What to do: Read the entries below and pull out each line with the string "send".

Data under study:
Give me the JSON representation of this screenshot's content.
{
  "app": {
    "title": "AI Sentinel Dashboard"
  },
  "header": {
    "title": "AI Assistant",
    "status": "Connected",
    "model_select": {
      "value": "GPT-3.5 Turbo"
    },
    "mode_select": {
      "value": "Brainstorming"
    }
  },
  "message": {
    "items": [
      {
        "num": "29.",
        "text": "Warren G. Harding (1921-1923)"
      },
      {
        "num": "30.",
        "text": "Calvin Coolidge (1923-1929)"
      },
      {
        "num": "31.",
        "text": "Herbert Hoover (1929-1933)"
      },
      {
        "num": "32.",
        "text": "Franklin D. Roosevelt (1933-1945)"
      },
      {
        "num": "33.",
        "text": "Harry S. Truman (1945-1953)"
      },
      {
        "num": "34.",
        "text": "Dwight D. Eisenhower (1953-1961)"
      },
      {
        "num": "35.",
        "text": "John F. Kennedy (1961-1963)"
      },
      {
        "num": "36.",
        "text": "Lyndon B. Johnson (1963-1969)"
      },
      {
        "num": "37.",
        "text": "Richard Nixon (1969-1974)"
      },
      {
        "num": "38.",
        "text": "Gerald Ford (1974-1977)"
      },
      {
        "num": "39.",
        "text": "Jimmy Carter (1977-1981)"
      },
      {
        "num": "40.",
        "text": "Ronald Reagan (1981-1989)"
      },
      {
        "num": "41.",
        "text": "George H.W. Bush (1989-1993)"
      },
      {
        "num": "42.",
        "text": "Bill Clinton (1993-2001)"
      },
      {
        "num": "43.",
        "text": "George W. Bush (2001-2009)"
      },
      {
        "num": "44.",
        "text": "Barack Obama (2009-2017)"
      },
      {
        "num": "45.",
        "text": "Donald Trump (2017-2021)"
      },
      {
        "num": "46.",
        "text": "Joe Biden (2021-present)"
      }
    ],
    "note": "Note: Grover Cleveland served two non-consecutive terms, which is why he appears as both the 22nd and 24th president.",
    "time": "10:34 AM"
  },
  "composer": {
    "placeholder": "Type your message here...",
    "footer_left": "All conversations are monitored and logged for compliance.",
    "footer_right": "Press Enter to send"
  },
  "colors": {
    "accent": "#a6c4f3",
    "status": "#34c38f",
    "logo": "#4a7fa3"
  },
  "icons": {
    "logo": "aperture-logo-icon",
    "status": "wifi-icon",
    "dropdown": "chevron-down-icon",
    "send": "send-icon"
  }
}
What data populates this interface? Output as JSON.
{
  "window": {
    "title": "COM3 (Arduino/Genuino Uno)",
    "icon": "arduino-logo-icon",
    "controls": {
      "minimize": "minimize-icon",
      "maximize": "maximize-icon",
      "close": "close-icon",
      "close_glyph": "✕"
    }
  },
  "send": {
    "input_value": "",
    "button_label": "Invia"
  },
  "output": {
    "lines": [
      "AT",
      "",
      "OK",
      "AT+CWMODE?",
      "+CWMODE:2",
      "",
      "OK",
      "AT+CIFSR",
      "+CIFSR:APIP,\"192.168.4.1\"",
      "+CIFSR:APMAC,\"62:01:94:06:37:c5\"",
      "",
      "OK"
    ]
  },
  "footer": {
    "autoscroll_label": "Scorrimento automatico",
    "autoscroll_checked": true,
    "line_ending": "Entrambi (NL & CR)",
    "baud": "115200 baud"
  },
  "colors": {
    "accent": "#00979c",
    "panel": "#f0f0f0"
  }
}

Response below:
    "footer_right": "Press Enter to send"
    "send": "send-icon"
  "send": {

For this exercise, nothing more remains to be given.